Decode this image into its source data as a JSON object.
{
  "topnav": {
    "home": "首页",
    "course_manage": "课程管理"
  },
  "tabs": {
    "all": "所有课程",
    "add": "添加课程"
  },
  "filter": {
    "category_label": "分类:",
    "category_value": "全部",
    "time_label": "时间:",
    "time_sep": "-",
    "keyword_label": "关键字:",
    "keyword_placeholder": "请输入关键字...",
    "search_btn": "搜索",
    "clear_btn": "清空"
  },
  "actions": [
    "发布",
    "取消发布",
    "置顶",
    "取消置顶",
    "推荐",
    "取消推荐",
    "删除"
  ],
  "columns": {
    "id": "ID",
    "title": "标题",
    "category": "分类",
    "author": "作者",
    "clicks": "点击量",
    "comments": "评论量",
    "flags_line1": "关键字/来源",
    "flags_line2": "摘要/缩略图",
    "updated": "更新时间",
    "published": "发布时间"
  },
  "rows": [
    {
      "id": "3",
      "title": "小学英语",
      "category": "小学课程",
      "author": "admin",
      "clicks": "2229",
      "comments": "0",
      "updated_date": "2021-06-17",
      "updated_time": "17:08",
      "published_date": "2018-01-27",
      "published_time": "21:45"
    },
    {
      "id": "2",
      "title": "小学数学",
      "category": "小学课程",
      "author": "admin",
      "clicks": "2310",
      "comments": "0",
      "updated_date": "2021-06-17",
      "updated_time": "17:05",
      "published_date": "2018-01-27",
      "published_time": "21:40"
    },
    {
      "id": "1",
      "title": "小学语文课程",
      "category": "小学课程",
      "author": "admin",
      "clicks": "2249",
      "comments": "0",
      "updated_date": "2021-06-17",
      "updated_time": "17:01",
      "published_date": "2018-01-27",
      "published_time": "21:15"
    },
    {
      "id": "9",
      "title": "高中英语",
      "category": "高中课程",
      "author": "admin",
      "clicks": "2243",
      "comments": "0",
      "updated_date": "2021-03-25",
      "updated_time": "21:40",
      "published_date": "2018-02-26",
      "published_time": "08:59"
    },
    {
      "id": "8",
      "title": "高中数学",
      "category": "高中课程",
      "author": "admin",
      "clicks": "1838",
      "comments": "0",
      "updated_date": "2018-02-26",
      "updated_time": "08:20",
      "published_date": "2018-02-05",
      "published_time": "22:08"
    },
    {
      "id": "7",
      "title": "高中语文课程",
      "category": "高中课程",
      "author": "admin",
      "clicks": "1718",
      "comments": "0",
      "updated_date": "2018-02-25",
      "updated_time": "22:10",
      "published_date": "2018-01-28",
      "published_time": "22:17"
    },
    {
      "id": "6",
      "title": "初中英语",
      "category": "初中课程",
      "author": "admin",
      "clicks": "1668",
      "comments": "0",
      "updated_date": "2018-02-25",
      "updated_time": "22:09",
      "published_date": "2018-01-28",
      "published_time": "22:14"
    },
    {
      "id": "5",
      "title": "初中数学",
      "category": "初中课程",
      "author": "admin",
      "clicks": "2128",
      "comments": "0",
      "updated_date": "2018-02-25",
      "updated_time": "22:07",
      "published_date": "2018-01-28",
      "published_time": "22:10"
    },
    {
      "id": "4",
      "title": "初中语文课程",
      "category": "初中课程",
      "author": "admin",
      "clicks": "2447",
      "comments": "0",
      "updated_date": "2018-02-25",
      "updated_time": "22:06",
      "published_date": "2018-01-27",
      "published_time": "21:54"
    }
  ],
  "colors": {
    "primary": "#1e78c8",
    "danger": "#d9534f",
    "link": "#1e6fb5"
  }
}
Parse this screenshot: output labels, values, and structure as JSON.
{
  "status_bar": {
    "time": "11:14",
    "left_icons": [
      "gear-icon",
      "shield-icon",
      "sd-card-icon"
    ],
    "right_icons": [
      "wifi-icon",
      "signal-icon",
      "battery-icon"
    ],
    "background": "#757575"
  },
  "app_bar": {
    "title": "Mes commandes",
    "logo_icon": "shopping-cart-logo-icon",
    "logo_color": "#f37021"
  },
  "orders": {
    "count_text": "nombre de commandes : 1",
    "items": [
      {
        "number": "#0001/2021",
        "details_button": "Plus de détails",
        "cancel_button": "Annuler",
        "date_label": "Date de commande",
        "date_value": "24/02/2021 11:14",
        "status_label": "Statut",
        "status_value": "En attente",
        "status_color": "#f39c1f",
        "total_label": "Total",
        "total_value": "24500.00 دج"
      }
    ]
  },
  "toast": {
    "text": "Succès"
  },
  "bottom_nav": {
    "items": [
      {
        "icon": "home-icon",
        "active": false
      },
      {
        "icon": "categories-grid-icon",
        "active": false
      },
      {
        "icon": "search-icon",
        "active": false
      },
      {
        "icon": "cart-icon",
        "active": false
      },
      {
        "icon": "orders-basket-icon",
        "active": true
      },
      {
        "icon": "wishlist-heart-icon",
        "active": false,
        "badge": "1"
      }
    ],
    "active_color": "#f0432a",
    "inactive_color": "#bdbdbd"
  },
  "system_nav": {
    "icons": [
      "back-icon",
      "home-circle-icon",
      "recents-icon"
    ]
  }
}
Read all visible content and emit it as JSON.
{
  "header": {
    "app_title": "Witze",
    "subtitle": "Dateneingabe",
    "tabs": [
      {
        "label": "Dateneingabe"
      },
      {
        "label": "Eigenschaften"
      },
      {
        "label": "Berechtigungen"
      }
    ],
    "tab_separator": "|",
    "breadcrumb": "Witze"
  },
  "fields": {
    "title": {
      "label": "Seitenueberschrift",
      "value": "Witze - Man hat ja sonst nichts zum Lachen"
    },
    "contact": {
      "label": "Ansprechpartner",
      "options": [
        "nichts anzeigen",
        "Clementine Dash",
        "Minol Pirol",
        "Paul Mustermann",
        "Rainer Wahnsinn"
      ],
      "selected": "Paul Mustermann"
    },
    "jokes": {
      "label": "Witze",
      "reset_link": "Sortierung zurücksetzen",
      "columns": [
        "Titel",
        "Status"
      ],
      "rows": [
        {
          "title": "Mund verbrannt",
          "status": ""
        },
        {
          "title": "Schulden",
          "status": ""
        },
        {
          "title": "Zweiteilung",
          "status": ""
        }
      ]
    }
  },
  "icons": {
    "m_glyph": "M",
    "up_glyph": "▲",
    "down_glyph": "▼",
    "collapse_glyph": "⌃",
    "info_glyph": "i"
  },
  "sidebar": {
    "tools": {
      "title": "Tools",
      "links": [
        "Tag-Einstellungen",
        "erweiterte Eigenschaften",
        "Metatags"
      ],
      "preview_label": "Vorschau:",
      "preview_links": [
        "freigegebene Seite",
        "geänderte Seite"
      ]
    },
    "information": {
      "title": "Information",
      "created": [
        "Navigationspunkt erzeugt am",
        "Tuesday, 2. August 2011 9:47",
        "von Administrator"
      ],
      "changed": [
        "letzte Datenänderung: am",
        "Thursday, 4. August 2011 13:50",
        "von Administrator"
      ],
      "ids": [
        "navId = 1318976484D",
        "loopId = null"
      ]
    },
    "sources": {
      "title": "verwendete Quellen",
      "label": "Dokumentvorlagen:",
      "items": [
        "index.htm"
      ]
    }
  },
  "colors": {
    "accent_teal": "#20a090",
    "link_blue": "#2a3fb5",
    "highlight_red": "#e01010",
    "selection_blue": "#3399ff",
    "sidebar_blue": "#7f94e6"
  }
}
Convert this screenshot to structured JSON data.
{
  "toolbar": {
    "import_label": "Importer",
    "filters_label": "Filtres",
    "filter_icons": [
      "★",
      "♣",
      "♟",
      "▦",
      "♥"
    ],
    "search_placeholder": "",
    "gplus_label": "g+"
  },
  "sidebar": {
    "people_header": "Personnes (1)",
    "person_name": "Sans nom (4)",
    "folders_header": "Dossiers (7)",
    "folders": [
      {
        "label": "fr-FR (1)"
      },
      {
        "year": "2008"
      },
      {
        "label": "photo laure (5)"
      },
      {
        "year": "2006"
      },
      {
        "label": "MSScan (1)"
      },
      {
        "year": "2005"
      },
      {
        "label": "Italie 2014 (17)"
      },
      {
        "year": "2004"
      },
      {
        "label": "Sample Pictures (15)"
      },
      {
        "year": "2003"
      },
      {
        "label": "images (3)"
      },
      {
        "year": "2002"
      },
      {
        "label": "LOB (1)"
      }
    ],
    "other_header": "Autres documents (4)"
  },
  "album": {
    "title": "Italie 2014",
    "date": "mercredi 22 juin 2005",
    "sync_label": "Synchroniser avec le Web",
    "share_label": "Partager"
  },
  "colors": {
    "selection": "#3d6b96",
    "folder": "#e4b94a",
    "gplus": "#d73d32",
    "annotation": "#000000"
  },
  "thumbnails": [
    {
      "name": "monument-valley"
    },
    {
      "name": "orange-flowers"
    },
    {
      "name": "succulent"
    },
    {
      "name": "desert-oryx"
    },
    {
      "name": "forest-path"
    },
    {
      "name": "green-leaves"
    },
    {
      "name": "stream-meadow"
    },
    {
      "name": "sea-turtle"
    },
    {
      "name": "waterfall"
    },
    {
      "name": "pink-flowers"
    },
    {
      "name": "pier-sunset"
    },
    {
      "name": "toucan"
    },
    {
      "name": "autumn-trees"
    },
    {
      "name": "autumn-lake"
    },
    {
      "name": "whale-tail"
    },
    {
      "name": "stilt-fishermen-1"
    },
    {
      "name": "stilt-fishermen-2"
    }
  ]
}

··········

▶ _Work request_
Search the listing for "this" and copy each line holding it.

▶ _Your response_
Decode this image into its source data as a JSON object.
Parse this screenshot: output labels, values, and structure as JSON.
Convert this screenshot to structured JSON data.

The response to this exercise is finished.